Output the records exactly as they appear, with no pictures included.

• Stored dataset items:
______

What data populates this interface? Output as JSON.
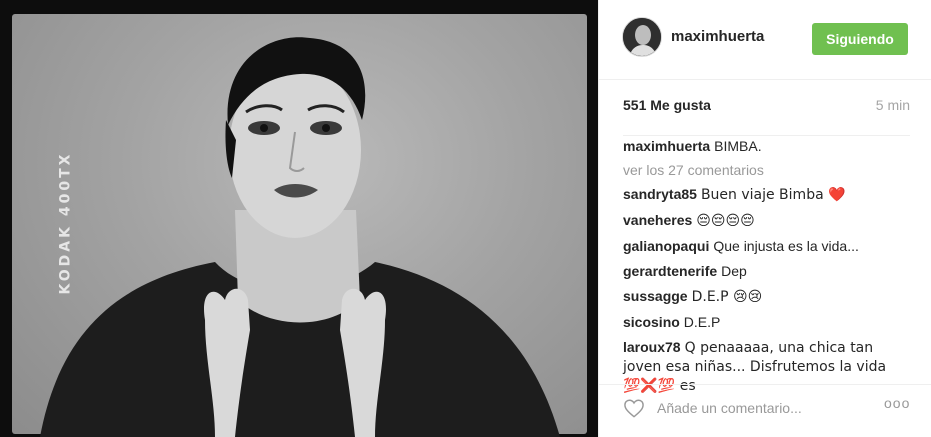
{
  "photo": {
    "edge_text": "KODAK 400TX"
  },
  "header": {
    "username": "maximhuerta",
    "follow_label": "Siguiendo"
  },
  "stats": {
    "likes": "551 Me gusta",
    "time": "5 min"
  },
  "caption": {
    "user": "maximhuerta",
    "text": "BIMBA."
  },
  "view_all": "ver los 27 comentarios",
  "comments": [
    {
      "user": "sandryta85",
      "text": "Buen viaje Bimba ❤️"
    },
    {
      "user": "vaneheres",
      "text": "😔😔😔😔"
    },
    {
      "user": "galianopaqui",
      "text": "Que injusta es la vida..."
    },
    {
      "user": "gerardtenerife",
      "text": "Dep"
    },
    {
      "user": "sussagge",
      "text": "D.E.P 😢😢"
    },
    {
      "user": "sicosino",
      "text": "D.E.P"
    },
    {
      "user": "laroux78",
      "text": "Q penaaaaa, una chica tan joven esa niñas... Disfrutemos la vida 💯❌💯 es"
    }
  ],
  "footer": {
    "comment_placeholder": "Añade un comentario...",
    "more_label": "ooo"
  },
  "colors": {
    "follow_green": "#70c050",
    "muted_grey": "#999999"
  }
}
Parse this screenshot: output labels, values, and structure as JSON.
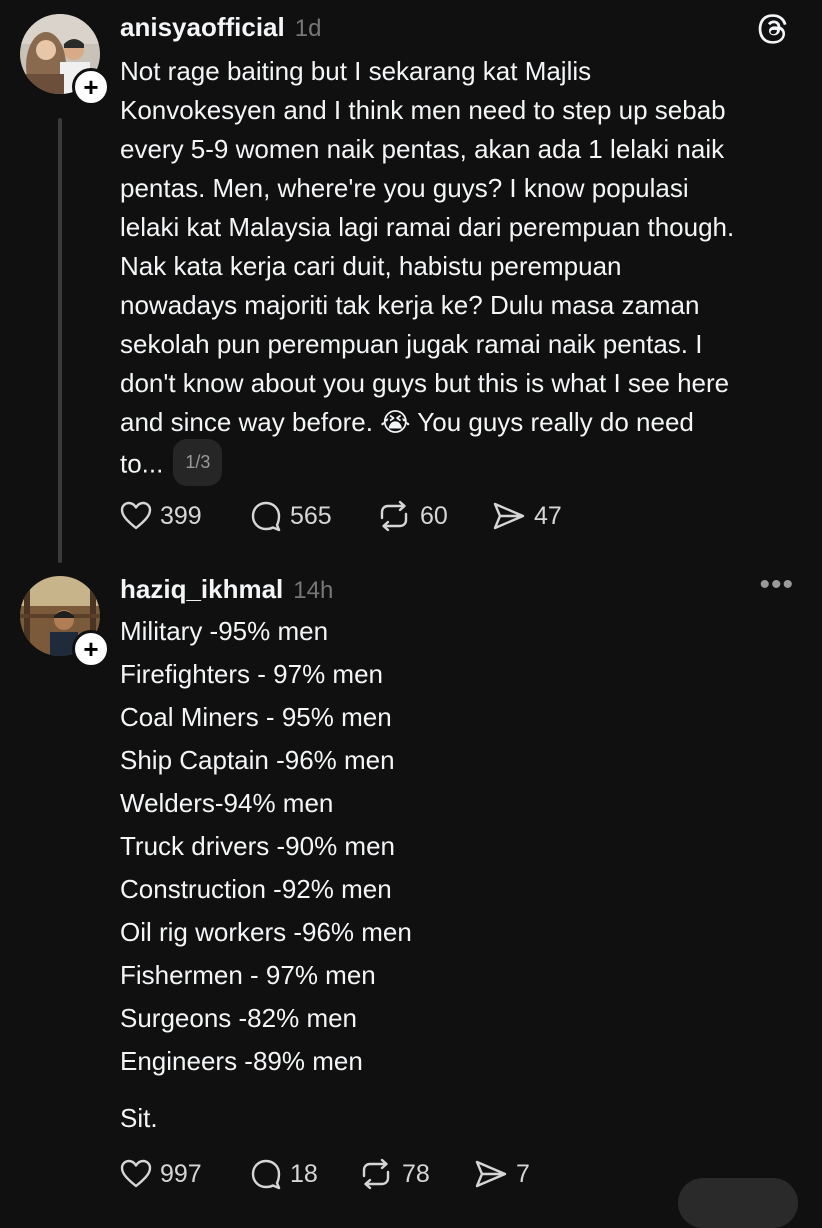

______

• EXERCISE ANSWER:
What data populates this interface? Output as JSON.
{
  "photo": {
    "edge_text": "KODAK 400TX"
  },
  "header": {
    "username": "maximhuerta",
    "follow_label": "Siguiendo"
  },
  "stats": {
    "likes": "551 Me gusta",
    "time": "5 min"
  },
  "caption": {
    "user": "maximhuerta",
    "text": "BIMBA."
  },
  "view_all": "ver los 27 comentarios",
  "comments": [
    {
      "user": "sandryta85",
      "text": "Buen viaje Bimba ❤️"
    },
    {
      "user": "vaneheres",
      "text": "😔😔😔😔"
    },
    {
      "user": "galianopaqui",
      "text": "Que injusta es la vida..."
    },
    {
      "user": "gerardtenerife",
      "text": "Dep"
    },
    {
      "user": "sussagge",
      "text": "D.E.P 😢😢"
    },
    {
      "user": "sicosino",
      "text": "D.E.P"
    },
    {
      "user": "laroux78",
      "text": "Q penaaaaa, una chica tan joven esa niñas... Disfrutemos la vida 💯❌💯 es"
    }
  ],
  "footer": {
    "comment_placeholder": "Añade un comentario...",
    "more_label": "ooo"
  },
  "colors": {
    "follow_green": "#70c050",
    "muted_grey": "#999999"
  }
}
Parse this screenshot: output labels, values, and structure as JSON.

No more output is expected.